» **Exercise details**
The records sit below. Return every line in them that holds the word "pages".

» **Record extracts**
==================================================

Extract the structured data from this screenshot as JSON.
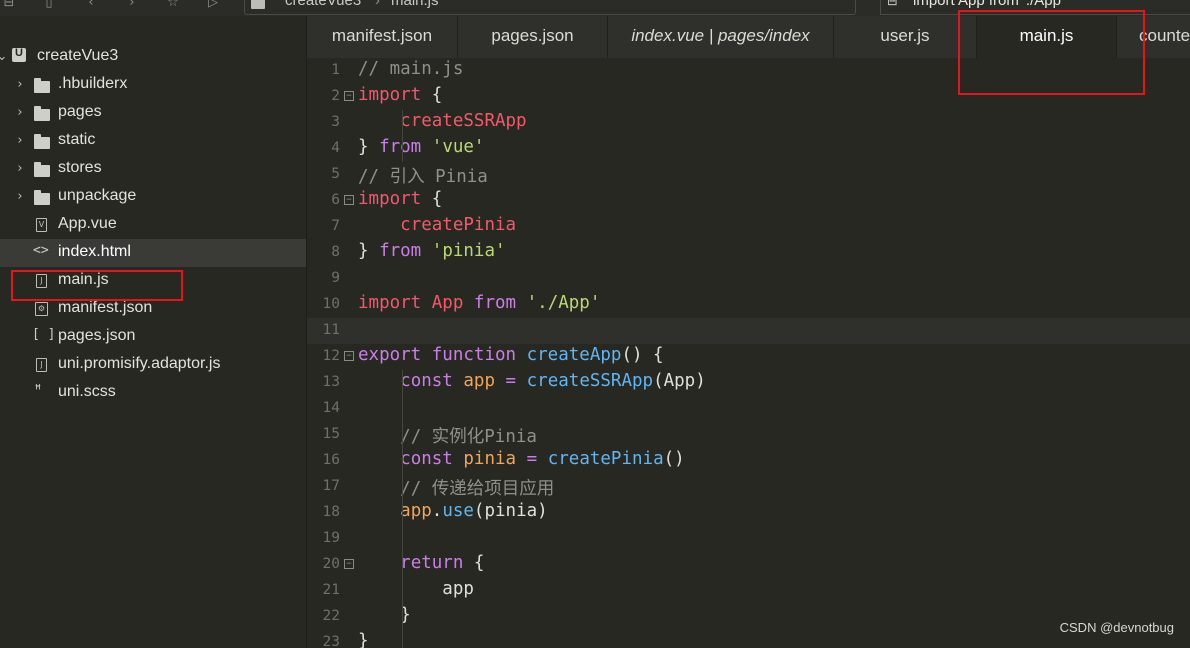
{
  "topbar": {
    "icons": [
      "collapse-icon",
      "doc-icon",
      "back-icon",
      "forward-icon",
      "star-icon",
      "run-icon"
    ],
    "breadcrumb": {
      "project": "createVue3",
      "file": "main.js",
      "separator": "›"
    },
    "search": {
      "value": "import App from './App'"
    }
  },
  "sidebar": {
    "project": "createVue3",
    "items": [
      {
        "label": ".hbuilderx",
        "type": "folder"
      },
      {
        "label": "pages",
        "type": "folder"
      },
      {
        "label": "static",
        "type": "folder"
      },
      {
        "label": "stores",
        "type": "folder"
      },
      {
        "label": "unpackage",
        "type": "folder"
      },
      {
        "label": "App.vue",
        "type": "vue"
      },
      {
        "label": "index.html",
        "type": "html",
        "selected": true
      },
      {
        "label": "main.js",
        "type": "js",
        "highlighted": true
      },
      {
        "label": "manifest.json",
        "type": "manifest"
      },
      {
        "label": "pages.json",
        "type": "json"
      },
      {
        "label": "uni.promisify.adaptor.js",
        "type": "js"
      },
      {
        "label": "uni.scss",
        "type": "scss"
      }
    ]
  },
  "tabs": [
    {
      "label": "manifest.json"
    },
    {
      "label": "pages.json"
    },
    {
      "label": "index.vue | pages/index",
      "italic": true
    },
    {
      "label": "user.js"
    },
    {
      "label": "main.js",
      "active": true
    },
    {
      "label": "counte"
    }
  ],
  "editor": {
    "current_line": 11,
    "lines": [
      {
        "n": "1",
        "tokens": [
          [
            "c",
            "// main.js"
          ]
        ]
      },
      {
        "n": "2",
        "fold": true,
        "tokens": [
          [
            "kwred",
            "import"
          ],
          [
            "p",
            " {"
          ]
        ]
      },
      {
        "n": "3",
        "tokens": [
          [
            "p",
            "    "
          ],
          [
            "id",
            "createSSRApp"
          ]
        ]
      },
      {
        "n": "4",
        "tokens": [
          [
            "p",
            "} "
          ],
          [
            "kw",
            "from"
          ],
          [
            "p",
            " "
          ],
          [
            "s",
            "'vue'"
          ]
        ]
      },
      {
        "n": "5",
        "tokens": [
          [
            "c",
            "// 引入 Pinia"
          ]
        ]
      },
      {
        "n": "6",
        "fold": true,
        "tokens": [
          [
            "kwred",
            "import"
          ],
          [
            "p",
            " {"
          ]
        ]
      },
      {
        "n": "7",
        "tokens": [
          [
            "p",
            "    "
          ],
          [
            "id",
            "createPinia"
          ]
        ]
      },
      {
        "n": "8",
        "tokens": [
          [
            "p",
            "} "
          ],
          [
            "kw",
            "from"
          ],
          [
            "p",
            " "
          ],
          [
            "s",
            "'pinia'"
          ]
        ]
      },
      {
        "n": "9",
        "tokens": []
      },
      {
        "n": "10",
        "tokens": [
          [
            "kwred",
            "import"
          ],
          [
            "p",
            " "
          ],
          [
            "id",
            "App"
          ],
          [
            "p",
            " "
          ],
          [
            "kw",
            "from"
          ],
          [
            "p",
            " "
          ],
          [
            "s",
            "'./App'"
          ]
        ]
      },
      {
        "n": "11",
        "tokens": []
      },
      {
        "n": "12",
        "fold": true,
        "tokens": [
          [
            "kw",
            "export"
          ],
          [
            "p",
            " "
          ],
          [
            "kw",
            "function"
          ],
          [
            "p",
            " "
          ],
          [
            "fn",
            "createApp"
          ],
          [
            "p",
            "() {"
          ]
        ]
      },
      {
        "n": "13",
        "tokens": [
          [
            "p",
            "    "
          ],
          [
            "kw",
            "const"
          ],
          [
            "p",
            " "
          ],
          [
            "v",
            "app"
          ],
          [
            "p",
            " "
          ],
          [
            "kw",
            "="
          ],
          [
            "p",
            " "
          ],
          [
            "fn",
            "createSSRApp"
          ],
          [
            "p",
            "(App)"
          ]
        ]
      },
      {
        "n": "14",
        "tokens": []
      },
      {
        "n": "15",
        "tokens": [
          [
            "p",
            "    "
          ],
          [
            "c",
            "// 实例化Pinia"
          ]
        ]
      },
      {
        "n": "16",
        "tokens": [
          [
            "p",
            "    "
          ],
          [
            "kw",
            "const"
          ],
          [
            "p",
            " "
          ],
          [
            "v",
            "pinia"
          ],
          [
            "p",
            " "
          ],
          [
            "kw",
            "="
          ],
          [
            "p",
            " "
          ],
          [
            "fn",
            "createPinia"
          ],
          [
            "p",
            "()"
          ]
        ]
      },
      {
        "n": "17",
        "tokens": [
          [
            "p",
            "    "
          ],
          [
            "c",
            "// 传递给项目应用"
          ]
        ]
      },
      {
        "n": "18",
        "tokens": [
          [
            "p",
            "    "
          ],
          [
            "v",
            "app"
          ],
          [
            "p",
            "."
          ],
          [
            "fn",
            "use"
          ],
          [
            "p",
            "(pinia)"
          ]
        ]
      },
      {
        "n": "19",
        "tokens": []
      },
      {
        "n": "20",
        "fold": true,
        "tokens": [
          [
            "p",
            "    "
          ],
          [
            "kw",
            "return"
          ],
          [
            "p",
            " {"
          ]
        ]
      },
      {
        "n": "21",
        "tokens": [
          [
            "p",
            "        app"
          ]
        ]
      },
      {
        "n": "22",
        "tokens": [
          [
            "p",
            "    }"
          ]
        ]
      },
      {
        "n": "23",
        "tokens": [
          [
            "p",
            "}"
          ]
        ]
      }
    ]
  },
  "colors": {
    "highlight_box": "#e4161b",
    "background": "#272822"
  },
  "watermark": "CSDN @devnotbug"
}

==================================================

» **Written solution**
        "label": "pages",
        "label": "pages.json",
      "label": "pages.json"
      "label": "index.vue | pages/index",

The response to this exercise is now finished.